- NATO has taken over the arms embargo, which is still distinct from the No Fly Zone and enforcement of the UN decision. For now. Thanks to a tweet from SACEUR. His message on this. He has appointed an Italian admiral--probably because that officer was heading the NATO command in Naples. But does not hurt the effort to keep Italy on board the NFZ as well if Italians are given big and visible responsibilities.
- Turkey has agreed to participate in this effort, again not the NFZ.
- The embargo fleet includes Italy, UK, Greece, US, Canada, Spain and Turkey, which, of course, raises the question of how well the Greeks and Turks play with each other. Not a huge issue as long as they are led by somebody else....
- The NFZ plus has racked up a few wins.
- A moment to consider France: I was talking with a student about xenophobia and nationalism (related workshop this weekend) and the conflicted French approach came up. Sarkozy had spent his first few years in office taking a radical turn towards NATO, including making the French among the more flexible forces in Afghanistan.
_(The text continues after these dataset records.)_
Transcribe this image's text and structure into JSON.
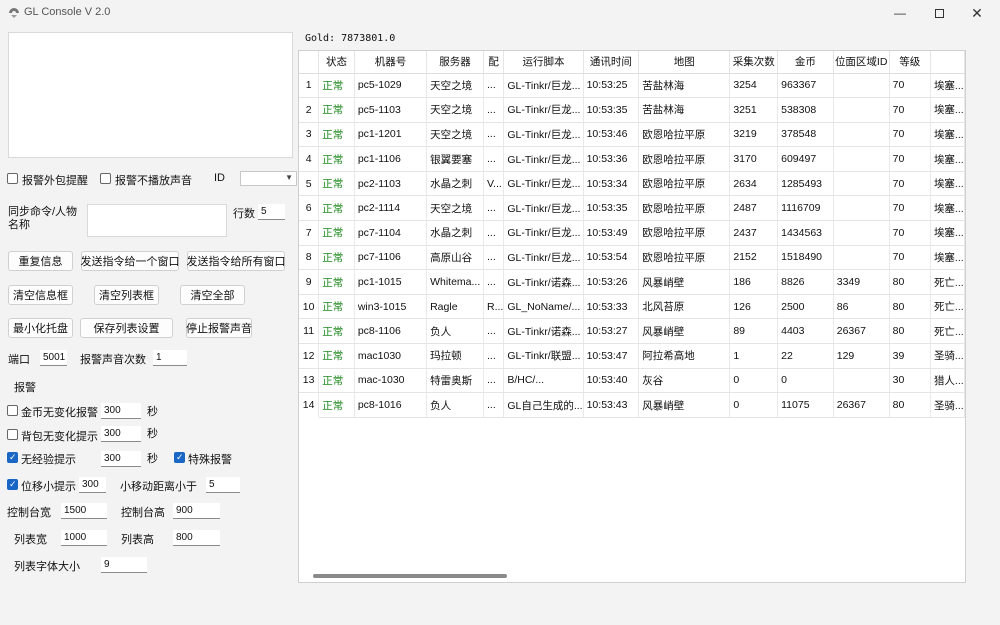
{
  "window": {
    "title": "GL Console V 2.0"
  },
  "gold": {
    "label": "Gold:",
    "value": "7873801.0"
  },
  "options": {
    "alarm_bag": "报警外包提醒",
    "alarm_no_sound": "报警不播放声音",
    "id_label": "ID",
    "sync_cmd_label": "同步命令/人物名称",
    "rows_label": "行数",
    "rows_value": "5",
    "port_label": "端口",
    "port_value": "5001",
    "alarm_count_label": "报警声音次数",
    "alarm_count_value": "1",
    "alarm_section": "报警",
    "gold_no_change": "金币无变化报警",
    "gold_no_change_value": "300",
    "bag_no_change": "背包无变化提示",
    "bag_no_change_value": "300",
    "no_exp": "无经验提示",
    "no_exp_value": "300",
    "sec_unit": "秒",
    "special_alarm": "特殊报警",
    "pos_stuck": "位移小提示",
    "pos_stuck_value": "300",
    "pos_dist_label": "小移动距离小于",
    "pos_dist_value": "5",
    "ctrl_width_label": "控制台宽",
    "ctrl_width_value": "1500",
    "ctrl_height_label": "控制台高",
    "ctrl_height_value": "900",
    "list_width_label": "列表宽",
    "list_width_value": "1000",
    "list_height_label": "列表高",
    "list_height_value": "800",
    "font_size_label": "列表字体大小",
    "font_size_value": "9"
  },
  "buttons": {
    "clear_all": "重复信息",
    "send_one": "发送指令给一个窗口",
    "send_all": "发送指令给所有窗口",
    "clear_info": "清空信息框",
    "clear_list": "清空列表框",
    "clear_everything": "清空全部",
    "minimize_tray": "最小化托盘",
    "save_list": "保存列表设置",
    "stop_alarm": "停止报警声音"
  },
  "table": {
    "headers": [
      "状态",
      "机器号",
      "服务器",
      "配",
      "运行脚本",
      "通讯时间",
      "地图",
      "采集次数",
      "金币",
      "位面区域ID",
      "等级",
      ""
    ],
    "rows": [
      [
        "1",
        "正常",
        "pc5-1029",
        "天空之境",
        "...",
        "GL-Tinkr/巨龙...",
        "10:53:25",
        "苦盐林海",
        "3254",
        "963367",
        "",
        "70",
        "埃塞..."
      ],
      [
        "2",
        "正常",
        "pc5-1103",
        "天空之境",
        "...",
        "GL-Tinkr/巨龙...",
        "10:53:35",
        "苦盐林海",
        "3251",
        "538308",
        "",
        "70",
        "埃塞..."
      ],
      [
        "3",
        "正常",
        "pc1-1201",
        "天空之境",
        "...",
        "GL-Tinkr/巨龙...",
        "10:53:46",
        "欧恩哈拉平原",
        "3219",
        "378548",
        "",
        "70",
        "埃塞..."
      ],
      [
        "4",
        "正常",
        "pc1-1106",
        "银翼要塞",
        "...",
        "GL-Tinkr/巨龙...",
        "10:53:36",
        "欧恩哈拉平原",
        "3170",
        "609497",
        "",
        "70",
        "埃塞..."
      ],
      [
        "5",
        "正常",
        "pc2-1103",
        "水晶之刺",
        "V...",
        "GL-Tinkr/巨龙...",
        "10:53:34",
        "欧恩哈拉平原",
        "2634",
        "1285493",
        "",
        "70",
        "埃塞..."
      ],
      [
        "6",
        "正常",
        "pc2-1114",
        "天空之境",
        "...",
        "GL-Tinkr/巨龙...",
        "10:53:35",
        "欧恩哈拉平原",
        "2487",
        "1116709",
        "",
        "70",
        "埃塞..."
      ],
      [
        "7",
        "正常",
        "pc7-1104",
        "水晶之刺",
        "...",
        "GL-Tinkr/巨龙...",
        "10:53:49",
        "欧恩哈拉平原",
        "2437",
        "1434563",
        "",
        "70",
        "埃塞..."
      ],
      [
        "8",
        "正常",
        "pc7-1106",
        "高原山谷",
        "...",
        "GL-Tinkr/巨龙...",
        "10:53:54",
        "欧恩哈拉平原",
        "2152",
        "1518490",
        "",
        "70",
        "埃塞..."
      ],
      [
        "9",
        "正常",
        "pc1-1015",
        "Whitema...",
        "...",
        "GL-Tinkr/诺森...",
        "10:53:26",
        "风暴峭壁",
        "186",
        "8826",
        "3349",
        "80",
        "死亡..."
      ],
      [
        "10",
        "正常",
        "win3-1015",
        "Ragle",
        "R...",
        "GL_NoName/...",
        "10:53:33",
        "北风苔原",
        "126",
        "2500",
        "86",
        "80",
        "死亡..."
      ],
      [
        "11",
        "正常",
        "pc8-1106",
        "负人",
        "...",
        "GL-Tinkr/诺森...",
        "10:53:27",
        "风暴峭壁",
        "89",
        "4403",
        "26367",
        "80",
        "死亡..."
      ],
      [
        "12",
        "正常",
        "mac1030",
        "玛拉顿",
        "...",
        "GL-Tinkr/联盟...",
        "10:53:47",
        "阿拉希高地",
        "1",
        "22",
        "129",
        "39",
        "圣骑..."
      ],
      [
        "13",
        "正常",
        "mac-1030",
        "特雷奥斯",
        "...",
        "B/HC/...",
        "10:53:40",
        "灰谷",
        "0",
        "0",
        "",
        "30",
        "猎人..."
      ],
      [
        "14",
        "正常",
        "pc8-1016",
        "负人",
        "...",
        "GL自己生成的...",
        "10:53:43",
        "风暴峭壁",
        "0",
        "11075",
        "26367",
        "80",
        "圣骑..."
      ]
    ]
  },
  "colors": {
    "status_ok": "#1e8a1e",
    "accent": "#1a66c4"
  }
}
But now, with a deep loss in popularity at home, he is putting France in the lead (which fits with French sense of the nation) and blocking NATO taking over command and control as it would be unfriendly to the Arab world? Or is it that blocking NATO fits more comfortably with traditional right-wing political stances?
- Richard Lugar is right to ask the big question: who are these guys we are supporting? LA Times suggests they are not as pure as the driven
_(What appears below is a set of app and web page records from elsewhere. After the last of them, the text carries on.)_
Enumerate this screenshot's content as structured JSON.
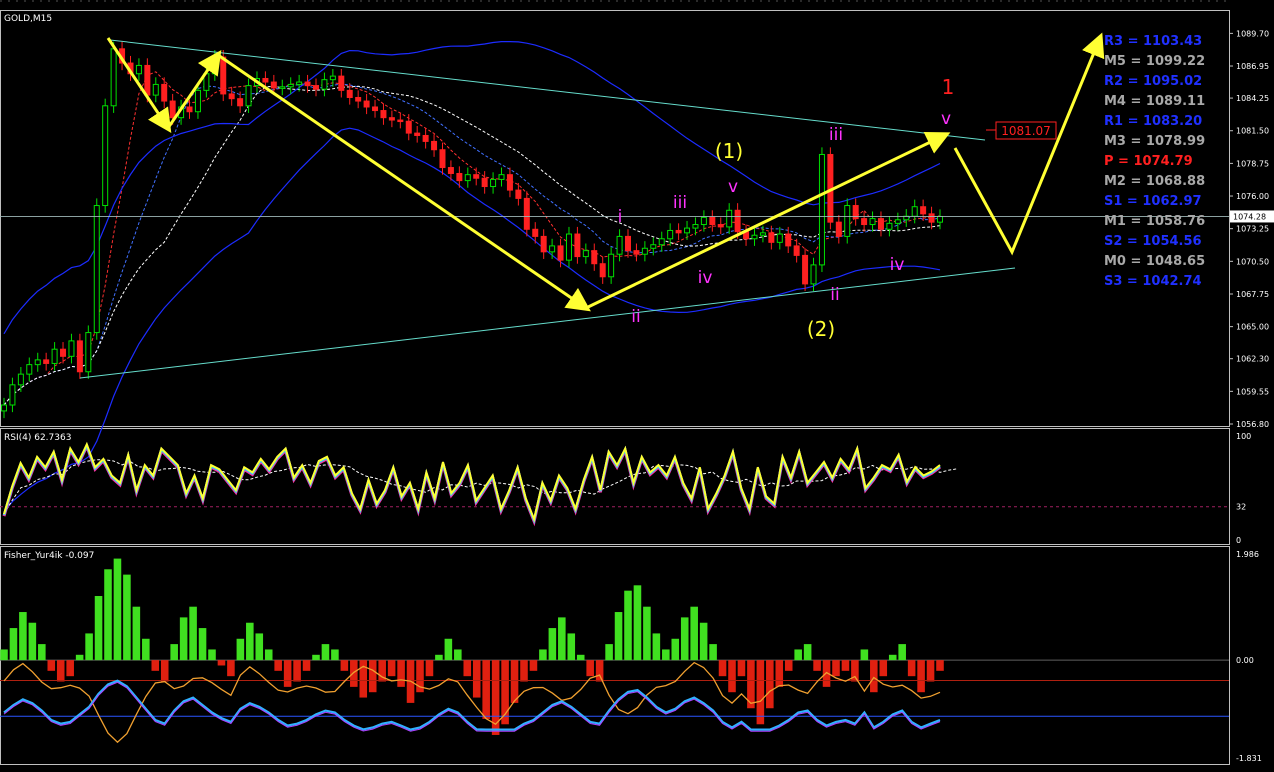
{
  "window": {
    "title": "GOLD,M15",
    "current_price": "1074.28"
  },
  "colors": {
    "background": "#000000",
    "frame": "#c0c0c0",
    "bull_candle": "#00e000",
    "bear_candle": "#ff2020",
    "arrow": "#ffff33",
    "wave_label": "#ff33ff",
    "wave_major": "#ffff33",
    "channel": "#66ddcc",
    "bands": "#1c2cff",
    "pivot_blue": "#2030ff",
    "pivot_gray": "#a8a8a8",
    "pivot_red": "#ff2020"
  },
  "chart_data": [
    {
      "type": "line",
      "name": "price",
      "symbol": "GOLD",
      "timeframe": "M15",
      "ylim": [
        1056.8,
        1091.5
      ],
      "yticks": [
        "1089.70",
        "1086.95",
        "1084.25",
        "1081.50",
        "1078.75",
        "1076.00",
        "1073.25",
        "1070.50",
        "1067.75",
        "1065.00",
        "1062.30",
        "1059.55",
        "1056.80"
      ],
      "close": [
        1058.4,
        1060.1,
        1061.0,
        1061.8,
        1062.2,
        1061.9,
        1063.1,
        1062.5,
        1063.8,
        1061.2,
        1064.5,
        1075.2,
        1083.6,
        1088.4,
        1087.2,
        1086.3,
        1087.0,
        1084.5,
        1085.4,
        1084.0,
        1082.6,
        1083.5,
        1083.1,
        1084.9,
        1086.3,
        1087.7,
        1084.6,
        1084.2,
        1083.6,
        1085.3,
        1085.9,
        1085.6,
        1085.1,
        1085.2,
        1085.4,
        1085.6,
        1085.3,
        1085.0,
        1085.8,
        1086.1,
        1084.9,
        1084.3,
        1084.0,
        1083.5,
        1083.2,
        1082.6,
        1082.4,
        1082.3,
        1081.3,
        1081.1,
        1080.6,
        1079.9,
        1078.4,
        1077.9,
        1077.3,
        1077.8,
        1077.5,
        1076.8,
        1077.4,
        1077.8,
        1076.5,
        1075.8,
        1073.2,
        1072.6,
        1071.3,
        1071.8,
        1070.6,
        1072.8,
        1070.9,
        1071.4,
        1070.3,
        1069.2,
        1071.1,
        1072.6,
        1071.4,
        1071.1,
        1071.6,
        1071.9,
        1072.4,
        1073.1,
        1072.9,
        1073.3,
        1073.6,
        1074.2,
        1073.6,
        1073.4,
        1074.8,
        1073.0,
        1072.4,
        1072.7,
        1072.9,
        1072.1,
        1072.8,
        1071.8,
        1071.0,
        1068.6,
        1070.2,
        1079.5,
        1073.8,
        1072.6,
        1075.2,
        1074.1,
        1073.6,
        1074.1,
        1073.2,
        1073.7,
        1074.0,
        1074.3,
        1075.1,
        1074.5,
        1073.8,
        1074.28
      ],
      "waves": {
        "major_1": "(1)",
        "major_2": "(2)",
        "major_big_1": "1",
        "minor": [
          "i",
          "ii",
          "iii",
          "iv",
          "v"
        ]
      },
      "pivots": [
        {
          "label": "R3",
          "value": "1103.43",
          "color": "#2030ff"
        },
        {
          "label": "M5",
          "value": "1099.22",
          "color": "#a8a8a8"
        },
        {
          "label": "R2",
          "value": "1095.02",
          "color": "#2030ff"
        },
        {
          "label": "M4",
          "value": "1089.11",
          "color": "#a8a8a8"
        },
        {
          "label": "R1",
          "value": "1083.20",
          "color": "#2030ff"
        },
        {
          "label": "M3",
          "value": "1078.99",
          "color": "#a8a8a8"
        },
        {
          "label": "P ",
          "value": "1074.79",
          "color": "#ff2020"
        },
        {
          "label": "M2",
          "value": "1068.88",
          "color": "#a8a8a8"
        },
        {
          "label": "S1",
          "value": "1062.97",
          "color": "#2030ff"
        },
        {
          "label": "M1",
          "value": "1058.76",
          "color": "#a8a8a8"
        },
        {
          "label": "S2",
          "value": "1054.56",
          "color": "#2030ff"
        },
        {
          "label": "M0",
          "value": "1048.65",
          "color": "#a8a8a8"
        },
        {
          "label": "S3",
          "value": "1042.74",
          "color": "#2030ff"
        }
      ],
      "price_tag": "1081.07"
    },
    {
      "type": "line",
      "name": "RSI(4) 62.7363",
      "ylim": [
        0,
        100
      ],
      "yticks": [
        "100",
        "32",
        "0"
      ],
      "level": 32,
      "values": [
        25,
        52,
        74,
        60,
        80,
        70,
        85,
        58,
        88,
        75,
        92,
        70,
        78,
        62,
        55,
        82,
        48,
        72,
        62,
        88,
        80,
        72,
        45,
        62,
        40,
        72,
        68,
        58,
        48,
        70,
        65,
        78,
        68,
        80,
        88,
        60,
        72,
        55,
        76,
        80,
        62,
        70,
        45,
        30,
        58,
        35,
        48,
        70,
        42,
        55,
        30,
        65,
        40,
        75,
        45,
        55,
        72,
        38,
        50,
        62,
        30,
        48,
        70,
        40,
        20,
        55,
        38,
        62,
        50,
        30,
        58,
        80,
        48,
        85,
        72,
        88,
        55,
        80,
        65,
        72,
        62,
        80,
        55,
        40,
        70,
        30,
        45,
        62,
        85,
        50,
        30,
        70,
        42,
        35,
        80,
        60,
        85,
        55,
        65,
        75,
        60,
        78,
        68,
        88,
        50,
        60,
        72,
        68,
        82,
        56,
        70,
        62,
        66,
        72
      ]
    },
    {
      "type": "bar",
      "name": "Fisher_Yur4ik -0.097",
      "ylim": [
        -1.831,
        1.986
      ],
      "yticks": [
        "1.986",
        "0.00",
        "-1.831"
      ],
      "values": [
        0.2,
        0.6,
        0.9,
        0.7,
        0.3,
        -0.2,
        -0.4,
        -0.3,
        0.1,
        0.5,
        1.2,
        1.7,
        1.9,
        1.6,
        1.0,
        0.4,
        -0.2,
        -0.4,
        0.3,
        0.8,
        1.0,
        0.6,
        0.2,
        -0.1,
        -0.3,
        0.4,
        0.7,
        0.5,
        0.2,
        -0.2,
        -0.5,
        -0.4,
        -0.2,
        0.1,
        0.3,
        0.2,
        -0.2,
        -0.5,
        -0.7,
        -0.6,
        -0.4,
        -0.3,
        -0.5,
        -0.8,
        -0.6,
        -0.3,
        0.1,
        0.4,
        0.2,
        -0.3,
        -0.7,
        -1.1,
        -1.4,
        -1.2,
        -0.8,
        -0.4,
        -0.2,
        0.2,
        0.6,
        0.8,
        0.5,
        0.1,
        -0.3,
        -0.4,
        0.3,
        0.9,
        1.3,
        1.4,
        1.0,
        0.5,
        0.2,
        0.4,
        0.8,
        1.0,
        0.7,
        0.3,
        -0.3,
        -0.6,
        -0.3,
        -0.9,
        -1.2,
        -0.9,
        -0.5,
        -0.2,
        0.2,
        0.3,
        -0.2,
        -0.5,
        -0.3,
        -0.2,
        -0.4,
        0.2,
        -0.6,
        -0.3,
        0.1,
        0.3,
        -0.3,
        -0.6,
        -0.4,
        -0.2
      ]
    }
  ]
}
"The force generation process is still under way. It is still in the build-up phase." He added: "I confide that we will have enough assets to carry out our mission."Given that force generation is still incomplete regarding Afghanistan and, hee, hee, Kosovo, so the idea that the force generation process "is still under way" is funny to me since it never ends.
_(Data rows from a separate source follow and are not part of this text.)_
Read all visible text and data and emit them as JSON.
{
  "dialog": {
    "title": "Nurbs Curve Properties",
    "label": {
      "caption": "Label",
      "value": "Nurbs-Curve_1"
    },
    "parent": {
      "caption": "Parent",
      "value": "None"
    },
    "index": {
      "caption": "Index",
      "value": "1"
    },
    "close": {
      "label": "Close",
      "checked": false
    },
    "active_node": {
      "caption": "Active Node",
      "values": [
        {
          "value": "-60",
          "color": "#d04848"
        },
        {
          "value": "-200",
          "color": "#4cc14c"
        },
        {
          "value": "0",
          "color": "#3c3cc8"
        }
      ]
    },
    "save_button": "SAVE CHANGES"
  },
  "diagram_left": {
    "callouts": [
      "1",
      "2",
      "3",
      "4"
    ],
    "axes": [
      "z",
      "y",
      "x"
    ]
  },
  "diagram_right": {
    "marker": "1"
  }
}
Good times. Tomorrow and Saturday will be light blogging days due to aforementioned workshop on Nationalism and War. Good news for xenophobia fans--the Libya conflict allows me to stretch my previous book's logic further still!